Robyn Mihan, Sandy Little and Brenda Jean Pruitt represent three of St. Louis' 4,567 homicides since 1990. Of course, when you add to that number the ones left behind, the number of victims becomes impossible to tally.
It's hard to say how many of those homicides went unsolved. Establishing a clearance rate for the past 30 years is tricky, but the Washington Post found that during one of those decades, from 2007 to 2017, fewer than half of the homicide investigations in St. Louis led to an arrest.
In this case, the lack of closure doesn't seem to be for a lack of police trying. Detectives crawled into the HVAC in the building where Brown worked, looking for dog hairs to compare to those found on Mihan and other victims. They traveled south to St. Petersburg, Florida, and north to Michigan when similar killings happened in those states. Last year, when the media reported that a man in prison in California confessed to killing scores of people throughout the 1970s, '80s and '90s, one retired detective says the first thing he did was call the cold-case division and make sure they were following up.
Requests for police reports and investigative files in these cases were mostly denied by local police departments, who cited the fact that those documents are part of an investigation that is still ongoing. With the exception of Joe Burgoon, it was difficult to get law enforcement to speak candidly on the record.
The families of victims, however, were eager to tell the stories of the loved ones they'd lost.
"They meant something to someone," says Geneva Talbott, Sandy Little's sister. "Regardless of the demons on their backs."
Several of the family members say that in the wake of losing a loved one they became voracious readers of true crime books, ones about serial killers in particular. You can't help but wonder if they're looking in other stories for the closure that's been denied to them in their own.
On the morning of March 26, 1990, the police finished with their questions, delivered their grim news and left Saundra Mihan's house. At that moment Saundra knew exactly what she had to do. Just weeks earlier she'd encouraged her daughter Robyn to give up her second child for adoption. Now that Saundra had lost her own daughter, she had to have her grandbaby back.
"I basically lived over at the Department of Social Services," Saundra says. "Everybody over there knew me very well because I was trying to find this girl."
Despite Saundra's efforts, the state refused to provide information about the family that had adopted her. Saundra knew the child's birthday but not the name she'd been given.

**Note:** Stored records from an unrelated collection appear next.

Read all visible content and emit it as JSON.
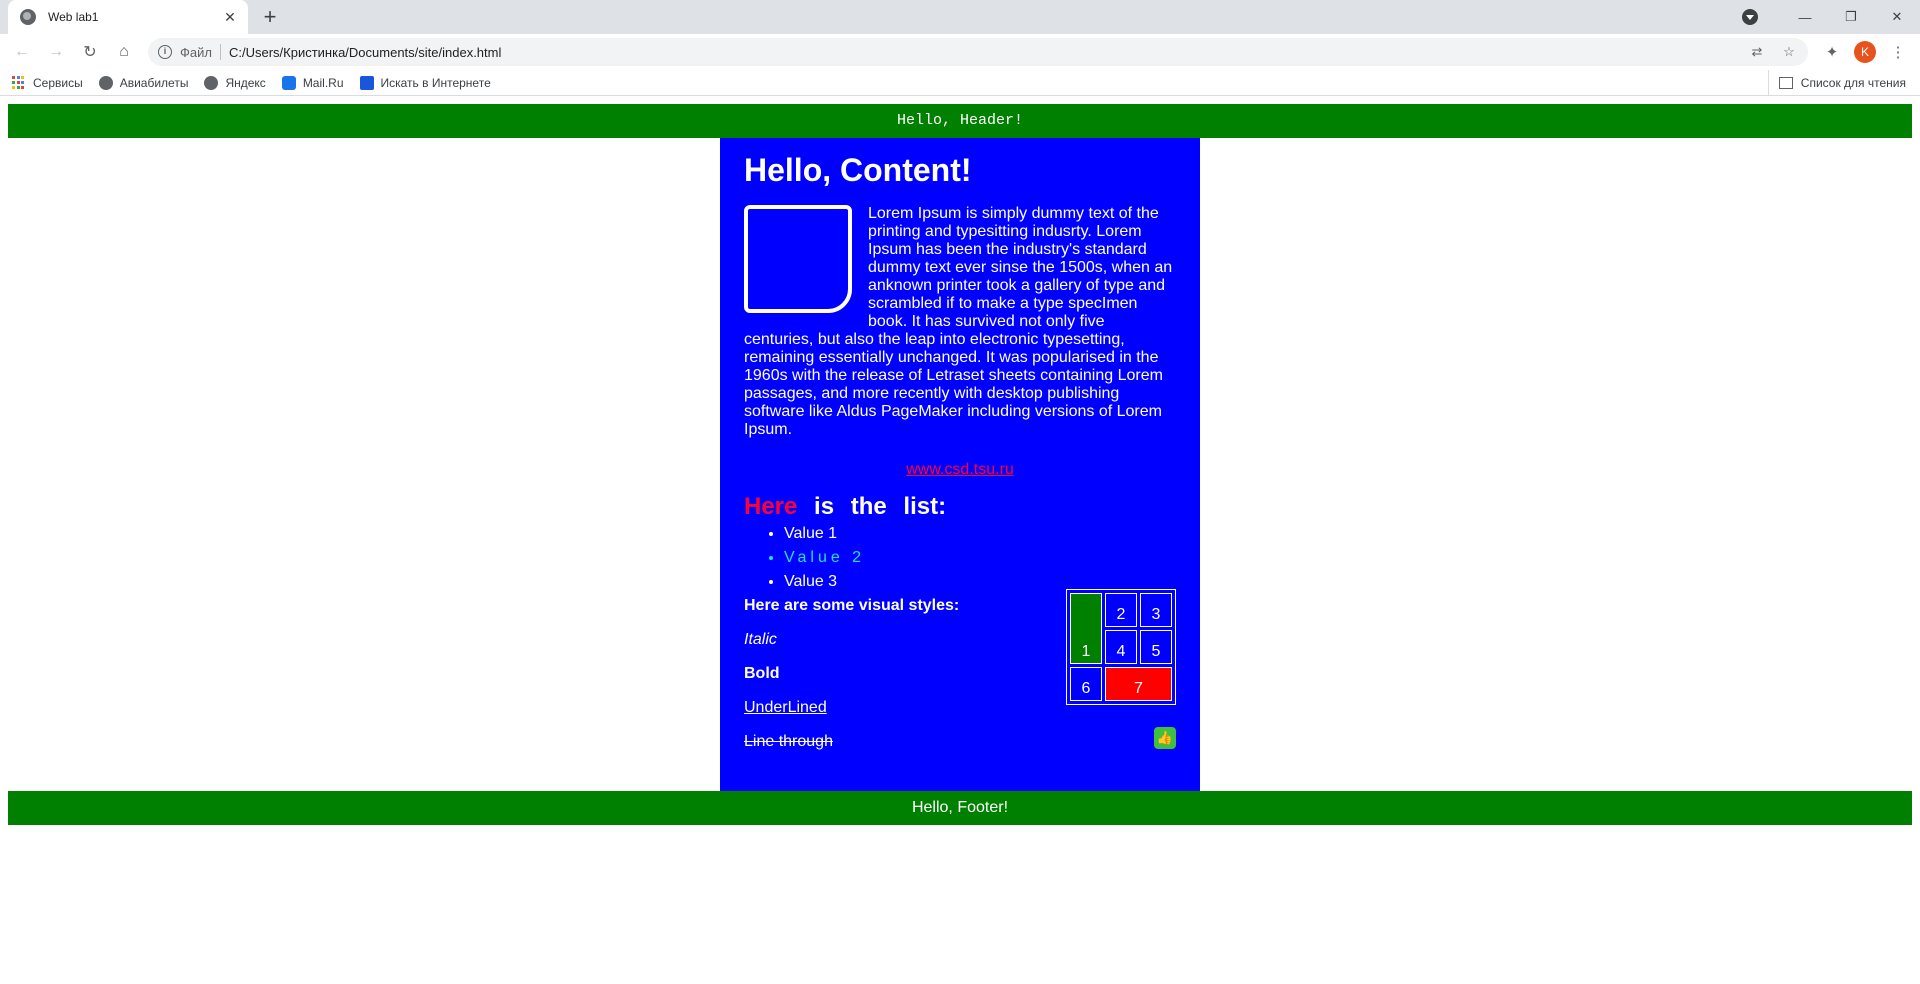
{
  "browser": {
    "tab_title": "Web lab1",
    "tab_close": "✕",
    "new_tab": "+",
    "url_scheme": "Файл",
    "url": "C:/Users/Кристинка/Documents/site/index.html",
    "profile_initial": "K",
    "bookmarks": [
      {
        "label": "Сервисы",
        "icon": "apps-grid-icon"
      },
      {
        "label": "Авиабилеты",
        "icon": "globe-icon"
      },
      {
        "label": "Яндекс",
        "icon": "globe-icon"
      },
      {
        "label": "Mail.Ru",
        "icon": "mail-icon"
      },
      {
        "label": "Искать в Интернете",
        "icon": "search-icon"
      }
    ],
    "reading_list": "Список для чтения"
  },
  "page": {
    "header": "Hello, Header!",
    "content_title": "Hello, Content!",
    "lorem": "Lorem Ipsum is simply dummy text of the printing and typesitting indusrty. Lorem Ipsum has been the industry's standard dummy text ever sinse the 1500s, when an anknown printer took a gallery of type and scrambled if to make a type specImen book. It has survived not only five centuries, but also the leap into electronic typesetting, remaining essentially unchanged. It was popularised in the 1960s with the release of Letraset sheets containing Lorem passages, and more recently with desktop publishing software like Aldus PageMaker including versions of Lorem Ipsum.",
    "link": "www.csd.tsu.ru",
    "list_title_here": "Here",
    "list_title_rest": "is the list:",
    "list_items": [
      "Value 1",
      "Value 2",
      "Value 3"
    ],
    "styles_title": "Here are some visual styles:",
    "style_italic": "Italic",
    "style_bold": "Bold",
    "style_underlined": "UnderLined",
    "style_linethrough": "Line through",
    "table_cells": [
      "1",
      "2",
      "3",
      "4",
      "5",
      "6",
      "7"
    ],
    "footer": "Hello, Footer!"
  },
  "colors": {
    "header_bg": "#008000",
    "content_bg": "#0000ff",
    "accent_red": "#ff0033",
    "value2_color": "#20e0e0"
  }
}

She thought of her constantly, every Christmas, every birthday, every family gathering. Years turned into decades, and Saundra raised her older granddaughter, also named Saundra, and told her bits and pieces about Robyn. There were things the younger Saundra discovered on her own, but she never knew she had a sister. The elder Saundra figured she'd already put enough on the young woman she was raising.
In 2014, young Saundra was in her mid-twenties, working her way toward a nursing degree, when she got a Facebook message. She called her grandma.

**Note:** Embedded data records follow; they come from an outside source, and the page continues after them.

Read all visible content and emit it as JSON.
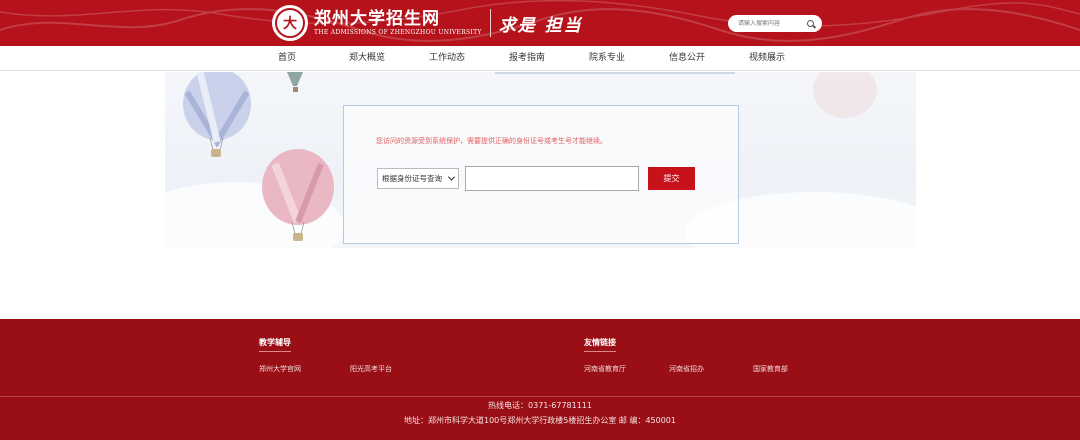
{
  "header": {
    "logo_text": "郑州大学招生网",
    "logo_en": "THE ADMISSIONS OF ZHENGZHOU UNIVERSITY",
    "motto": "求是 担当",
    "emblem_glyph": "大",
    "search_placeholder": "请输入搜索内容",
    "accent_color": "#b5121b"
  },
  "nav": {
    "items": [
      {
        "label": "首页"
      },
      {
        "label": "郑大概览"
      },
      {
        "label": "工作动态"
      },
      {
        "label": "报考指南"
      },
      {
        "label": "院系专业"
      },
      {
        "label": "信息公开"
      },
      {
        "label": "视频展示"
      }
    ]
  },
  "query": {
    "notice": "您访问的资源受到系统保护，需要提供正确的身份证号或考生号才能继续。",
    "select_value": "根据身份证号查询",
    "input_value": "",
    "submit_label": "提交"
  },
  "footer": {
    "teaching_heading": "教学辅导",
    "teaching_links": [
      {
        "label": "郑州大学官网"
      },
      {
        "label": "阳光高考平台"
      }
    ],
    "friend_heading": "友情链接",
    "friend_links": [
      {
        "label": "河南省教育厅"
      },
      {
        "label": "河南省招办"
      },
      {
        "label": "国家教育部"
      }
    ],
    "hotline": "热线电话：0371-67781111",
    "address": "地址：郑州市科学大道100号郑州大学行政楼5楼招生办公室    邮  编：450001",
    "background_color": "#9a0f16"
  }
}
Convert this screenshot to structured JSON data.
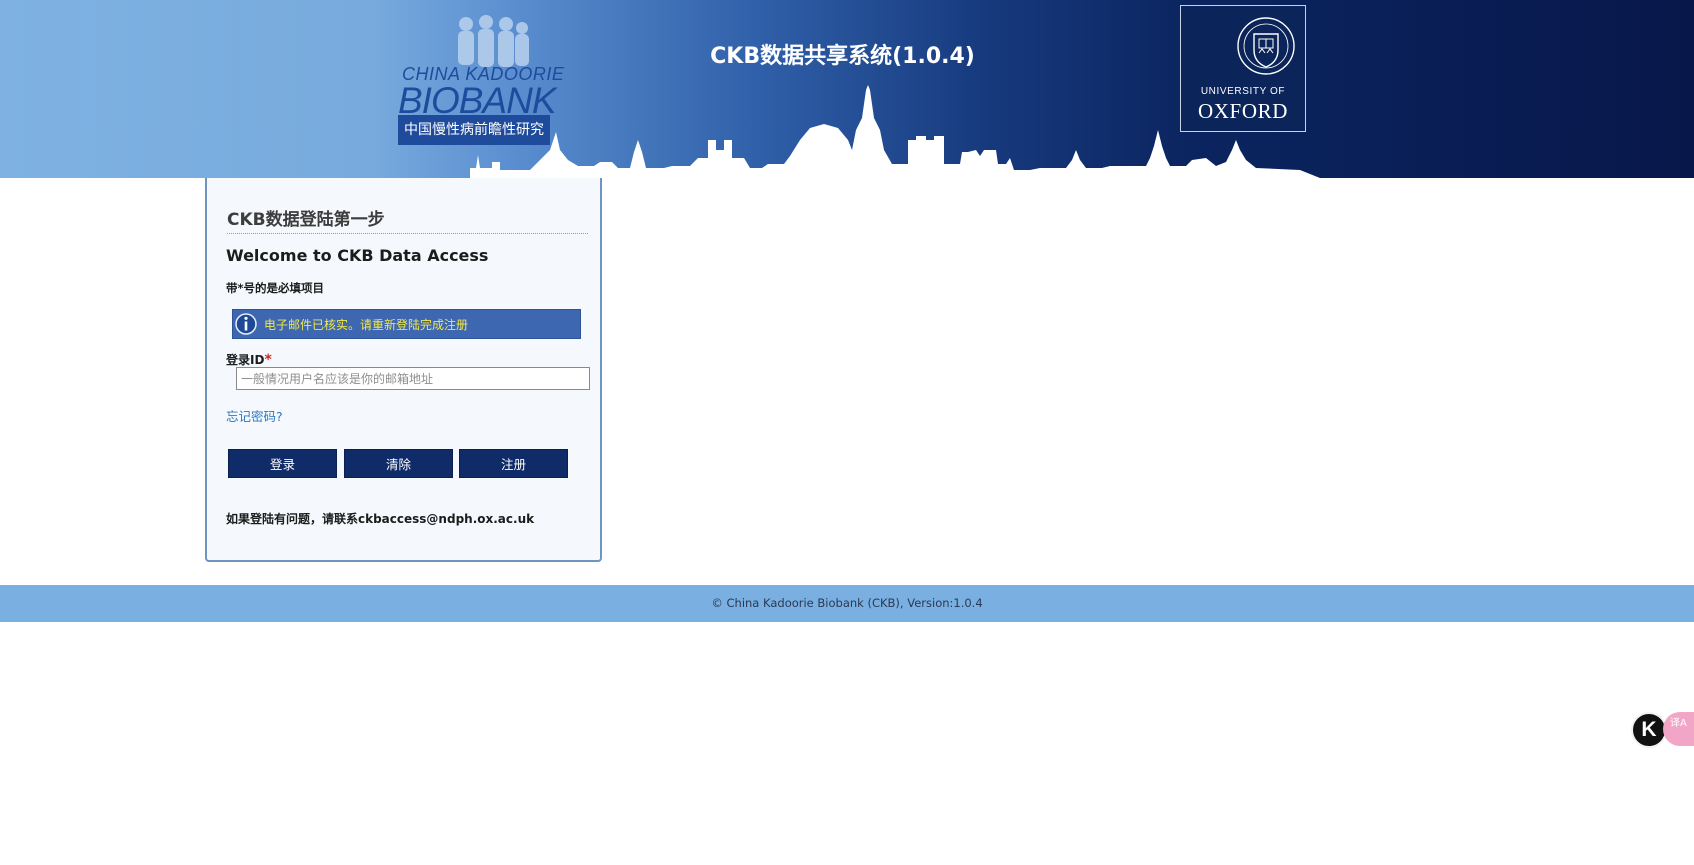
{
  "header": {
    "system_title": "CKB数据共享系统(1.0.4)",
    "cb_logo": {
      "line1": "CHINA KADOORIE",
      "line2": "BIOBANK",
      "cn_line": "中国慢性病前瞻性研究"
    },
    "oxford_logo": {
      "line1": "UNIVERSITY OF",
      "line2": "OXFORD"
    }
  },
  "login": {
    "step_title": "CKB数据登陆第一步",
    "welcome": "Welcome to CKB Data Access",
    "required_note": "带*号的是必填项目",
    "info_message": "电子邮件已核实。请重新登陆完成注册",
    "login_id_label": "登录ID",
    "required_mark": "*",
    "login_id_value": "",
    "login_id_placeholder": "一般情况用户名应该是你的邮箱地址",
    "forgot_password": "忘记密码?",
    "buttons": {
      "login": "登录",
      "clear": "清除",
      "register": "注册"
    },
    "contact_note": "如果登陆有问题，请联系ckbaccess@ndph.ox.ac.uk"
  },
  "footer": {
    "copyright": "© China Kadoorie Biobank (CKB), Version:1.0.4"
  },
  "extensions": {
    "k_label": "K",
    "translate_label": "译A"
  },
  "colors": {
    "banner_light": "#7fb2e3",
    "banner_dark": "#08174a",
    "button_navy": "#0f2c69",
    "info_blue": "#3e67b1",
    "info_text": "#f2e84a",
    "footer_blue": "#7aafe1",
    "link_blue": "#2b78c2",
    "required_red": "#d32323"
  },
  "icons": [
    "info-icon",
    "oxford-crest-icon",
    "people-silhouette-icon",
    "skyline-graphic"
  ]
}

"This girl says that if my mother's name is Robyn, then she's my sister," she said.
Robyn Mihan's two daughters, born just one year apart, are now reunited. And if you sit down with Saundra Mihan — grandmother, great-grandmother and the mother of a woman murdered far too young — she'll show you pictures. For now, it is her only happy ending.

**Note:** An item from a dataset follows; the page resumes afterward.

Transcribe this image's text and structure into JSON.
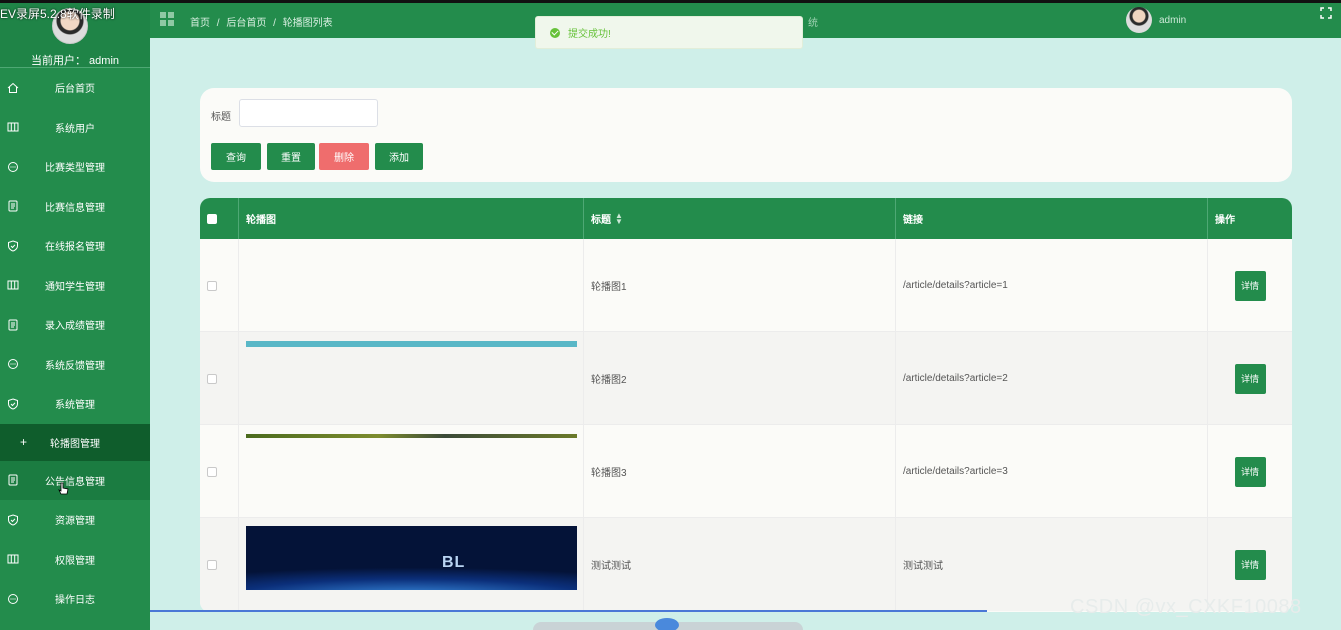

Ryan Krull is a freelance journalist and assistant teaching professor in the department of communication and media at the University of Missouri-St. Louis.